§ The task
Only lines containing the string "value" belong in the answer; find them in the records and copy them.

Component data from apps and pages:
++++++++++

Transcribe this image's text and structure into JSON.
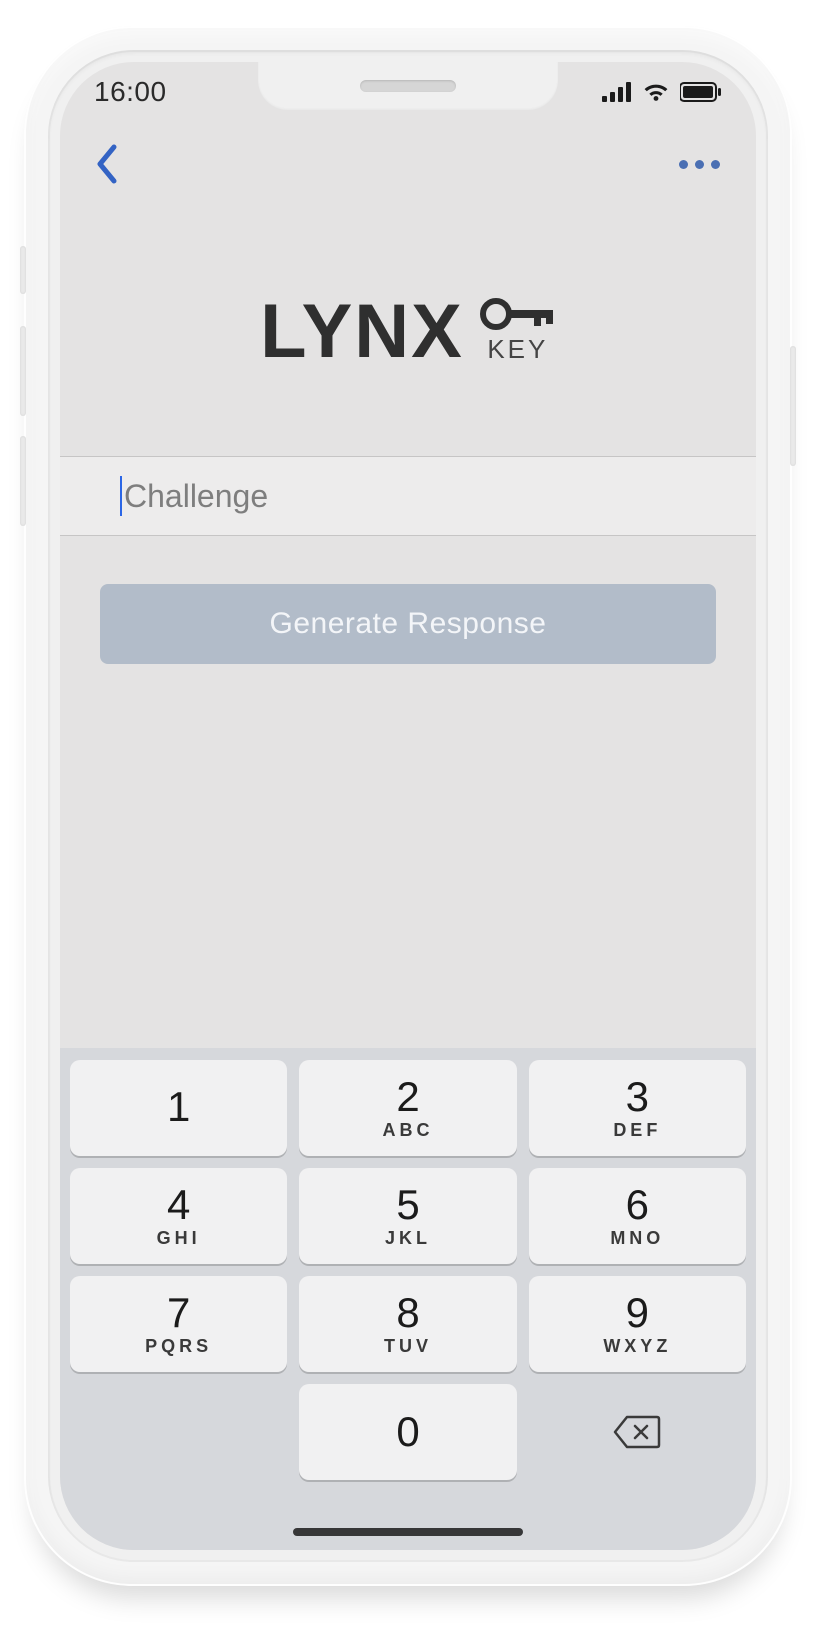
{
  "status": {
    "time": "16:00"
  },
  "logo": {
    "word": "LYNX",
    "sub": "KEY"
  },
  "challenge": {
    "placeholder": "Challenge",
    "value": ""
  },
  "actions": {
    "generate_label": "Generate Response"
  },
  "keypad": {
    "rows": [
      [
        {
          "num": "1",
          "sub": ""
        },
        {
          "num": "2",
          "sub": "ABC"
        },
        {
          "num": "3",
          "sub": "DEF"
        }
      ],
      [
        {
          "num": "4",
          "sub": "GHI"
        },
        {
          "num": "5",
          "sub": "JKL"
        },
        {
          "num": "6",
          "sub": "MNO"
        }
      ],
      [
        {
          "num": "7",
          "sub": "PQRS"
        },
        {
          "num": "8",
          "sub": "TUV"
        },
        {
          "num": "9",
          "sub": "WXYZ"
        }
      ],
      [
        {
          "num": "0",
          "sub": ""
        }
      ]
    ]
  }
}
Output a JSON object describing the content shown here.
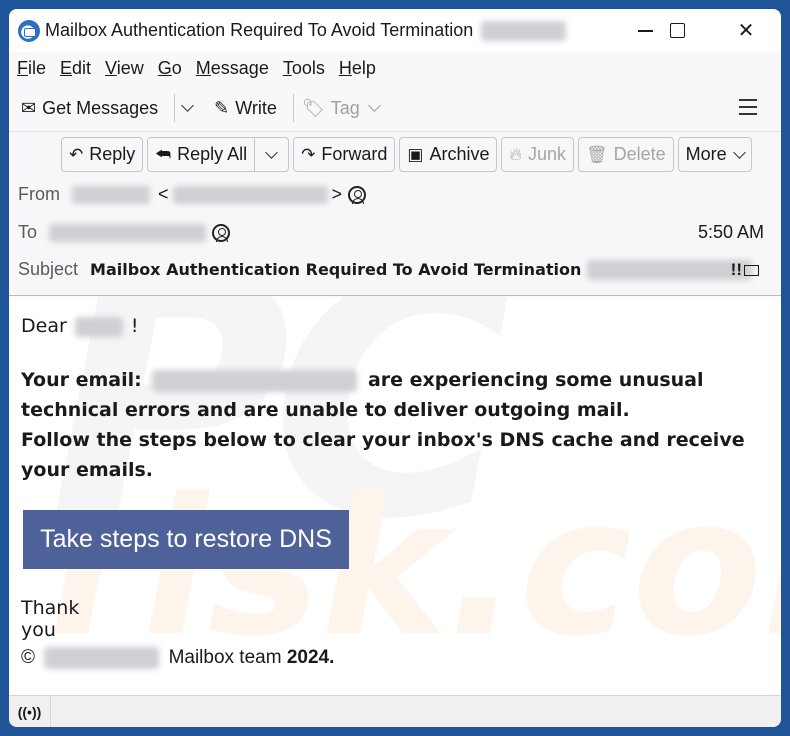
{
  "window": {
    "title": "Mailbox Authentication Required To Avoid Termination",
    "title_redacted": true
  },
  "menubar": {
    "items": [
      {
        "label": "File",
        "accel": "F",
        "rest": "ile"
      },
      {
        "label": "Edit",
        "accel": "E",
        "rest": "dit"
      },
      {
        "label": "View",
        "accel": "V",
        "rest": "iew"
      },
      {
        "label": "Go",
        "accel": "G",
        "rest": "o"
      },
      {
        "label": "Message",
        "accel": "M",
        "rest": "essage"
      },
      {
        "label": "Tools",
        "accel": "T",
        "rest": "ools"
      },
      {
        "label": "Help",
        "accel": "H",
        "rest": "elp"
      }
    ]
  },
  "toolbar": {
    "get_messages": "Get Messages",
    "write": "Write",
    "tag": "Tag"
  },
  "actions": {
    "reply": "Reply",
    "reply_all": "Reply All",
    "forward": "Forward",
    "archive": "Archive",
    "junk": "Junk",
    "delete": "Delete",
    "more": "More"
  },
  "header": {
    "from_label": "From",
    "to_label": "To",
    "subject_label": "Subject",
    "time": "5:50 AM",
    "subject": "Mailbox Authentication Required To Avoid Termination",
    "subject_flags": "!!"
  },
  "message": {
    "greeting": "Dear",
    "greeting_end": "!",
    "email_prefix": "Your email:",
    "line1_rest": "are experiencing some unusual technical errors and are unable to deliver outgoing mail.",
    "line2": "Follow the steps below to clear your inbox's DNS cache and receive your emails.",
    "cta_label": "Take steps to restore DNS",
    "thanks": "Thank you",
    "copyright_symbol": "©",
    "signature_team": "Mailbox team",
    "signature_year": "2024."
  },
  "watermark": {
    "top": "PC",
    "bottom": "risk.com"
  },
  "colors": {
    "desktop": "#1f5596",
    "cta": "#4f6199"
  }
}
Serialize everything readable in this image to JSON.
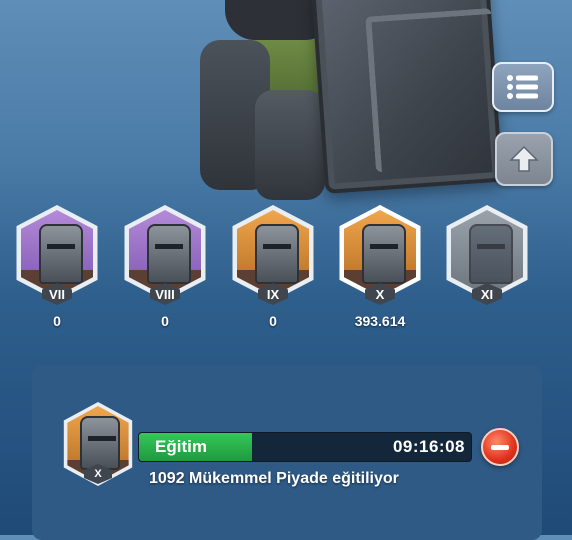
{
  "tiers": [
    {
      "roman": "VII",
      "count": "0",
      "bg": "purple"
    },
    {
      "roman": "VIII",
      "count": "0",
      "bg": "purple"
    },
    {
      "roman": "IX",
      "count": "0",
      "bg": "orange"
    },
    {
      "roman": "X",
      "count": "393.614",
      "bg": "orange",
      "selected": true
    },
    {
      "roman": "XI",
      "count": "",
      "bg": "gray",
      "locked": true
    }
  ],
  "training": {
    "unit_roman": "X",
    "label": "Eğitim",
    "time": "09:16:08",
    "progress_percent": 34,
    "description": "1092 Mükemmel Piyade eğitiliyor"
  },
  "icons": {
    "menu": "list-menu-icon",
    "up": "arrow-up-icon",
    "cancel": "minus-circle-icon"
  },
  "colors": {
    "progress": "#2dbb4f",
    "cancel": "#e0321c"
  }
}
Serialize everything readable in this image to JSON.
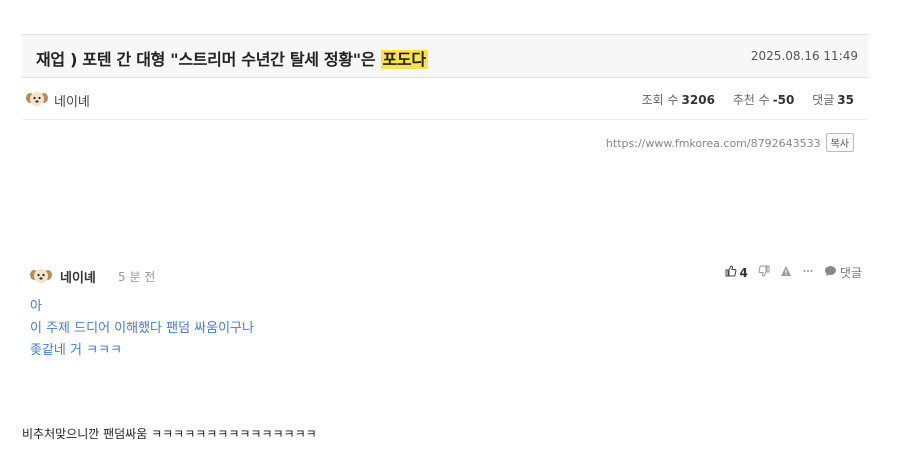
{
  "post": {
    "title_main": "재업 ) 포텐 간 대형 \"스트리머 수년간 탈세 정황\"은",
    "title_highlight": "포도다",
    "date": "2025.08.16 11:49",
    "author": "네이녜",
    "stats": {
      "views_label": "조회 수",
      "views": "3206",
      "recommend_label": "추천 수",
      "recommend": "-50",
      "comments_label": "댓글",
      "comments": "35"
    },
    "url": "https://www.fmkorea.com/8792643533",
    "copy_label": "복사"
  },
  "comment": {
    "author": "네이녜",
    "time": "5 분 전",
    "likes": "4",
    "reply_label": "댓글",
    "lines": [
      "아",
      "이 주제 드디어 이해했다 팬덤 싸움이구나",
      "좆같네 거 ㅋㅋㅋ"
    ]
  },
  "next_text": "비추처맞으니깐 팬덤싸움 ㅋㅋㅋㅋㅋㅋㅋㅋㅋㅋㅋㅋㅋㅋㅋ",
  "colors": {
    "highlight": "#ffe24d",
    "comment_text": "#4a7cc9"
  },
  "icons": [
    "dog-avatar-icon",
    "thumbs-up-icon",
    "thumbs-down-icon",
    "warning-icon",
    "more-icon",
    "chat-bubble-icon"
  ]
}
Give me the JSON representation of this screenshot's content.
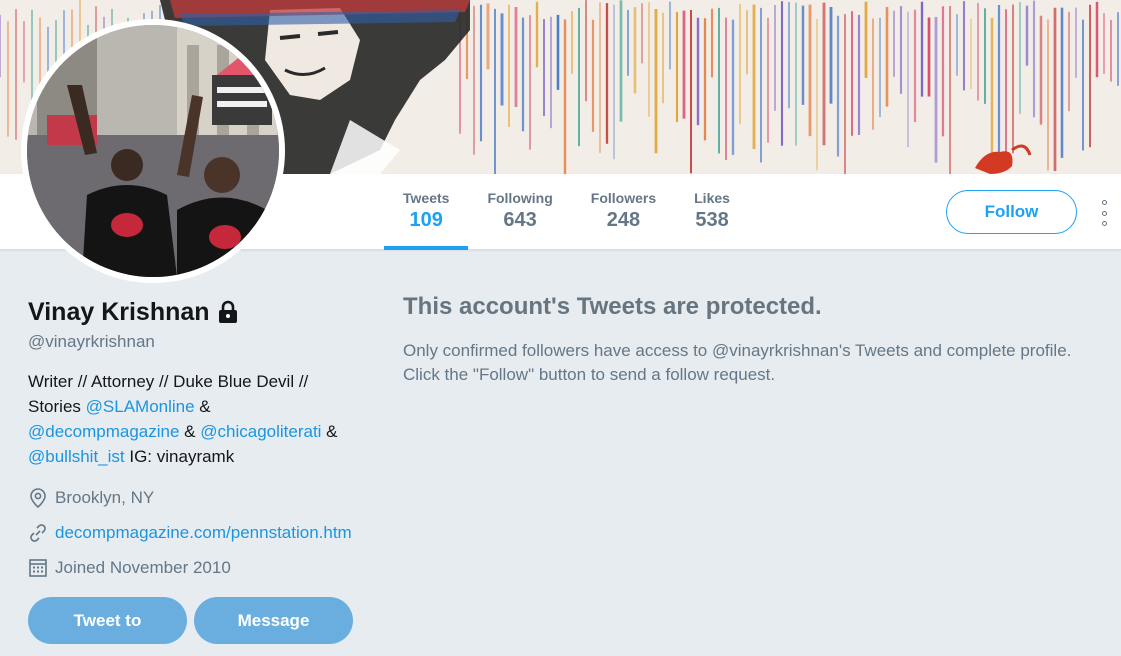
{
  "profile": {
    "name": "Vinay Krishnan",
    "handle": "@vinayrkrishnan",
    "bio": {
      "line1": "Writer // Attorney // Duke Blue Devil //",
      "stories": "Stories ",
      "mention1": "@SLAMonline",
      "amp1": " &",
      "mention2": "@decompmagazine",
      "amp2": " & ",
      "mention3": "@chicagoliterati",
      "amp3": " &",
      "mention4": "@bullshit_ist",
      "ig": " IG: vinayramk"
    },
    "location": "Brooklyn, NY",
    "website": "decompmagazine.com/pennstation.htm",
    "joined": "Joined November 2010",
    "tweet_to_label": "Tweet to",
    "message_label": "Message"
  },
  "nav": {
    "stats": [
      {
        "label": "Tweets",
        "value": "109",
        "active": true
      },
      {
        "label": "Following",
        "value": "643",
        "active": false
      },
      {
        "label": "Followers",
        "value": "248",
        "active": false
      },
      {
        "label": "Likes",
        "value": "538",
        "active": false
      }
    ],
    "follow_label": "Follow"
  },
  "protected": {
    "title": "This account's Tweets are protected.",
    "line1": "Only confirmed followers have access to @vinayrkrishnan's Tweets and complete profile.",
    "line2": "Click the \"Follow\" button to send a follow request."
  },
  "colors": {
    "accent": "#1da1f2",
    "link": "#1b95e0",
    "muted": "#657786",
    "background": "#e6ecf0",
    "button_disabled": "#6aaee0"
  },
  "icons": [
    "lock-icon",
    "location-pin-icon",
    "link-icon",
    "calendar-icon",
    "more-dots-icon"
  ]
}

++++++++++

§ The answer
    "value": ""
        "value": "109",
        "value": "643",
        "value": "248",
        "value": "538",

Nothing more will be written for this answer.